Hey, everyone. ”Moriarty” here. The last of our three Tribeca reviews today is for a film that I am just about rabid to see at this point. Shane Meadows is a great filmmaker who seems to be getting better with every film now, and if this is as good as I’ve been hearing, I’m really looking forward to it.

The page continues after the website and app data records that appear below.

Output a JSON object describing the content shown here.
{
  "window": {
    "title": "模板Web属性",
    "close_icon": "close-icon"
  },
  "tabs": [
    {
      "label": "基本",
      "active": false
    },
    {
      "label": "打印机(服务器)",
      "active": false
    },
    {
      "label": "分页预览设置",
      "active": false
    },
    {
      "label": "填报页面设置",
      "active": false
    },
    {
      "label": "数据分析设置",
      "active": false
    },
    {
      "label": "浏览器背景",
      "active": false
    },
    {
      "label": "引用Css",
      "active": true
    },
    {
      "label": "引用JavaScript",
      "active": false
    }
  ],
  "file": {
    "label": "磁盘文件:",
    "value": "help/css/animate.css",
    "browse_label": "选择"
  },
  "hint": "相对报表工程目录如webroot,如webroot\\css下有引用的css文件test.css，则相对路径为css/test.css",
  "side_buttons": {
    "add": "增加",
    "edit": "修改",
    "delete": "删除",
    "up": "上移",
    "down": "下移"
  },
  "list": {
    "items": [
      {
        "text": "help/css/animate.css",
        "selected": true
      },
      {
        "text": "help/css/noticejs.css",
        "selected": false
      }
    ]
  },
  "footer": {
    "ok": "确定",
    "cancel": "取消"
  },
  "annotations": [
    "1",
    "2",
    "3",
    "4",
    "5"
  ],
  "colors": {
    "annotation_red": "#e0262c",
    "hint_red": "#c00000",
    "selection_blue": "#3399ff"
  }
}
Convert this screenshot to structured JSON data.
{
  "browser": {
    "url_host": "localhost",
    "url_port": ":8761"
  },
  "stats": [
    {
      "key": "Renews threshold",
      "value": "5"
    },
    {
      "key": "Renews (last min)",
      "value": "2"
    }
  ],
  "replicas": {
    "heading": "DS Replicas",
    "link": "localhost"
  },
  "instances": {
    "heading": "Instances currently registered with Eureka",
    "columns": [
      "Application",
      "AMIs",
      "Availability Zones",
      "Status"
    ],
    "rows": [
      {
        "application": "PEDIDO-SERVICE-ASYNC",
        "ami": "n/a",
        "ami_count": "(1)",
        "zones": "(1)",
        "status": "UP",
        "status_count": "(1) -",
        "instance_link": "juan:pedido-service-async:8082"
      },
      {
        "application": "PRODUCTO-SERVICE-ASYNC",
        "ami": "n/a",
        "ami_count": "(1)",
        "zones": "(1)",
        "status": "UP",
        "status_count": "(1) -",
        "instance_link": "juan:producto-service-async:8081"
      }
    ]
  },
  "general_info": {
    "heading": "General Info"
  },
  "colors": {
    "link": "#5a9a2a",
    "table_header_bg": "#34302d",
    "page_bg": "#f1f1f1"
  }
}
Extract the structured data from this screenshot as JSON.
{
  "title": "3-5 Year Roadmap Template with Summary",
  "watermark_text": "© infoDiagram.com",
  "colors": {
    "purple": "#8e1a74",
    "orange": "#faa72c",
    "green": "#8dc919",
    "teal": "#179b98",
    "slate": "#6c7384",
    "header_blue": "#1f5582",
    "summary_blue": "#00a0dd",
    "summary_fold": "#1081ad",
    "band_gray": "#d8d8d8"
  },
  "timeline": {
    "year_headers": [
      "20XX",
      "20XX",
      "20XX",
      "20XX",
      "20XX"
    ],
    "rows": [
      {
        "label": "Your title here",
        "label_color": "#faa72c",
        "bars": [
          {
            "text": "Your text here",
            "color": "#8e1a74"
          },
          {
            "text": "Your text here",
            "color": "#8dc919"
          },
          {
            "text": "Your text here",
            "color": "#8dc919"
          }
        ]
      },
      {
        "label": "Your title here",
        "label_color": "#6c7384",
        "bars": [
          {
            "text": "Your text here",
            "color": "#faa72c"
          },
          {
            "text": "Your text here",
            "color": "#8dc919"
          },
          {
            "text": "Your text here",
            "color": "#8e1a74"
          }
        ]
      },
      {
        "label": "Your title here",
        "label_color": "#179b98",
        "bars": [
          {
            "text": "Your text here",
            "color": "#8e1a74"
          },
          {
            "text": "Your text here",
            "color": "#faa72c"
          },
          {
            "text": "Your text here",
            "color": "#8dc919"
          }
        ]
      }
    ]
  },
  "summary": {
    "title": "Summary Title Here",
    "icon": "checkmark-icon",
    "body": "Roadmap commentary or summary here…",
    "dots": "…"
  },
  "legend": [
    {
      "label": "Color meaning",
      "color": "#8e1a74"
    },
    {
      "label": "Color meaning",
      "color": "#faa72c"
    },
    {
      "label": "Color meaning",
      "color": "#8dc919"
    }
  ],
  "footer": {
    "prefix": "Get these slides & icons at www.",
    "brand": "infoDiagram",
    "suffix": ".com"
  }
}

Hey Harry, I'm a longtime reader of the site and I've always meant to write a review. I see a lot of advanced screenings because i'm an NYU film student, but I'm usually too busy/lazy to submit anything. however, i saw This is England at Tribeca today and since I've read some advance press about it on the site I though you guys might be interested. So I'm sending you my take on the film; hope you enjoy it. If you use it, call me blueruinelf. So this afternoon I went to a screening at the Tribeca Film Festival of This is England, written and directed by Shane Meadows. Now, I bought a ticket to this screening because the title caught my eye (I’m a self-professed Anglophile) and the premise sounded interesting. I've also always been interested in the Eighties since i was born at the tail end of the decade. Then I went on Ain’t It Cool and noticed some positive buzz so I got really psyched for the film I wasn’t disappointed. I encourage EVERYONE who gets chance to go out and see this film (apparently it’s due for an American release sometime in July. It’s a very powerful film, both poignant and disturbing. Shane Meadows was there along with one of the actors, Andrew Shim, who played Milky, the only black member of the gang. Meadows explained that most of the events that took place in the film were based on stuff that happened to him growing up—he did fall in with a gang of skinheads at age 11, and he attended a few Nationalist movement meetings as well. He explained that his goal in making this film was to shed light on a part of English history that seemed to have been whitewashed over. And yet so many of the issues in this film were very relevant to the current topics of controversy in America—immigration and an unwanted war. I don’t want to provide too many spoilers and ruin the film, but it follows the story of Shaun, a young boy whose father died in the war. He gets picked on in school and fights back against kids twice his size. After school one day he meets Woody and his gang of skinheads, all around age 20. Woody feels pity for Shaun, dresses him up like a miniature skinhead—complete with the shaved head—and embraces him as a younger brother. When Woody’s old friend Combo gets out of jail he begins preaching racist propaganda against the immigrant population of England, which appeals to Shaun because of Combo’s charisma and also because of the death of his father in the war Combo claims as being “all for nothing.” Whereas Woody was like a brother to Shaun, Combo acts as a replacement father figure and begins personally grooming him to be part of the English Nationalist movement. Actor Stephen Graham plays Combo with such intensity and persuasion; when he gives the speech that quotes the title of the film I got goosebumps. Everything Combo says is repulsive due to the racist message, and yet he has the magic of a natural speaker, which makes him all the more frightening. The movie from there follows Shaun’s adventures with Combo and his small gang as they commit various small crimes against the people they call “dirty Pakis.” The climactic argument between Combo and Milky, during which Combo attacks Milky as a black man, was traumatizing, sad and featured riveting performance from both Graham and Shim. However, the true star of the film in every sense of the word is Thomas Turgoose, who plays Shaun. Apparently Meadows found him gambling in an arcade (at age 11), but his performance is very brave and convincing for an untrained actor. He is smart and witty and brave and sarcastic; I particularly enjoyed the scene when he tells his mother that he got picked on three times in one day just because of his flared trousers (it’s funnier than it sounds, trust me). It’s one of the best performances I have seen from a younger actor. The rest of the performances were strong as well. Meadows mixes old news footage form the Eighties into the film, particularly during the opening credits sequence, which I though worked very well in setting the tone. The soundtrack rocked, both the musical score and the pop songs used. Apparently it’s already available on Amazon UK, so people should check that out as well. Overall, the film is an eye-opening look at an intriguing time in European history. I had never even heard of Shane Meadows until this film, but I have a feeling from here his star will rise quickly. I would give it four out of four stars, no questions asked.